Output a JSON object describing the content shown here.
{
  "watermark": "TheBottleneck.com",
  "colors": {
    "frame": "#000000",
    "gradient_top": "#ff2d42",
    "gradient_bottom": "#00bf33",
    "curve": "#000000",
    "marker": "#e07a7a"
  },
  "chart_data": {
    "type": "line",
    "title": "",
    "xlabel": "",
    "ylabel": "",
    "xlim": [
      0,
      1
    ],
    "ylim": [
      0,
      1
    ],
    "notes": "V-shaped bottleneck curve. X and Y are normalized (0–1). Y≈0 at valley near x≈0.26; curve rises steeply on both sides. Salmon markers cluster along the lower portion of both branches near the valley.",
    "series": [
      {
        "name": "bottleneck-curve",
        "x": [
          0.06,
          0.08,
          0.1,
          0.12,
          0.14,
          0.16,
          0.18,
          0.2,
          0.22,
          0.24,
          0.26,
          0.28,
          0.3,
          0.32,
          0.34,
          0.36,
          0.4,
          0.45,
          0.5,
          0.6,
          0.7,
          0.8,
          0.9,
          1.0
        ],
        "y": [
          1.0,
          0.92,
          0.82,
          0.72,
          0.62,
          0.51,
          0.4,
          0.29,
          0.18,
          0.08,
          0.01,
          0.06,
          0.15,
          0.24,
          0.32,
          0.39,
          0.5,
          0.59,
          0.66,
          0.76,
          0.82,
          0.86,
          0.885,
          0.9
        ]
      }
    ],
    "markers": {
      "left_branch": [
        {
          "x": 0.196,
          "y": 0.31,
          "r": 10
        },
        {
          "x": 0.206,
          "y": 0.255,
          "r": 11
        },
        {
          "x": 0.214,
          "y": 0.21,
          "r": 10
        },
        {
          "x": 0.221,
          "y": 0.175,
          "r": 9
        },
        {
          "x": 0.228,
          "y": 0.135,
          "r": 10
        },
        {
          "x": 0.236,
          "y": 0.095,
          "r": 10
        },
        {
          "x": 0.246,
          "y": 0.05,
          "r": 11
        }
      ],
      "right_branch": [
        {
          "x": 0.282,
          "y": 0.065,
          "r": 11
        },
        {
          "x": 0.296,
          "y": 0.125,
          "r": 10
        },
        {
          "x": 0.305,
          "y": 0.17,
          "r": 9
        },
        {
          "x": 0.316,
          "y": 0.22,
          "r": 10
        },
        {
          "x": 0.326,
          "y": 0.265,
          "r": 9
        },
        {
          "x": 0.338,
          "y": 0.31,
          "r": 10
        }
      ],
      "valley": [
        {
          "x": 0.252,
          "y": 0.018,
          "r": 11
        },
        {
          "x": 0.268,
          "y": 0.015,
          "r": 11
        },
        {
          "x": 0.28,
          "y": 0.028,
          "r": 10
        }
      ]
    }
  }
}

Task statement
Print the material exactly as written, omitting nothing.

Reply to the task
Output a JSON object describing the content shown here.
{
  "watermark": "TheBottleneck.com",
  "colors": {
    "frame": "#000000",
    "gradient_top": "#ff2d42",
    "gradient_bottom": "#00bf33",
    "curve": "#000000",
    "marker": "#e07a7a"
  },
  "chart_data": {
    "type": "line",
    "title": "",
    "xlabel": "",
    "ylabel": "",
    "xlim": [
      0,
      1
    ],
    "ylim": [
      0,
      1
    ],
    "notes": "V-shaped bottleneck curve. X and Y are normalized (0–1). Y≈0 at valley near x≈0.26; curve rises steeply on both sides. Salmon markers cluster along the lower portion of both branches near the valley.",
    "series": [
      {
        "name": "bottleneck-curve",
        "x": [
          0.06,
          0.08,
          0.1,
          0.12,
          0.14,
          0.16,
          0.18,
          0.2,
          0.22,
          0.24,
          0.26,
          0.28,
          0.3,
          0.32,
          0.34,
          0.36,
          0.4,
          0.45,
          0.5,
          0.6,
          0.7,
          0.8,
          0.9,
          1.0
        ],
        "y": [
          1.0,
          0.92,
          0.82,
          0.72,
          0.62,
          0.51,
          0.4,
          0.29,
          0.18,
          0.08,
          0.01,
          0.06,
          0.15,
          0.24,
          0.32,
          0.39,
          0.5,
          0.59,
          0.66,
          0.76,
          0.82,
          0.86,
          0.885,
          0.9
        ]
      }
    ],
    "markers": {
      "left_branch": [
        {
          "x": 0.196,
          "y": 0.31,
          "r": 10
        },
        {
          "x": 0.206,
          "y": 0.255,
          "r": 11
        },
        {
          "x": 0.214,
          "y": 0.21,
          "r": 10
        },
        {
          "x": 0.221,
          "y": 0.175,
          "r": 9
        },
        {
          "x": 0.228,
          "y": 0.135,
          "r": 10
        },
        {
          "x": 0.236,
          "y": 0.095,
          "r": 10
        },
        {
          "x": 0.246,
          "y": 0.05,
          "r": 11
        }
      ],
      "right_branch": [
        {
          "x": 0.282,
          "y": 0.065,
          "r": 11
        },
        {
          "x": 0.296,
          "y": 0.125,
          "r": 10
        },
        {
          "x": 0.305,
          "y": 0.17,
          "r": 9
        },
        {
          "x": 0.316,
          "y": 0.22,
          "r": 10
        },
        {
          "x": 0.326,
          "y": 0.265,
          "r": 9
        },
        {
          "x": 0.338,
          "y": 0.31,
          "r": 10
        }
      ],
      "valley": [
        {
          "x": 0.252,
          "y": 0.018,
          "r": 11
        },
        {
          "x": 0.268,
          "y": 0.015,
          "r": 11
        },
        {
          "x": 0.28,
          "y": 0.028,
          "r": 10
        }
      ]
    }
  }
}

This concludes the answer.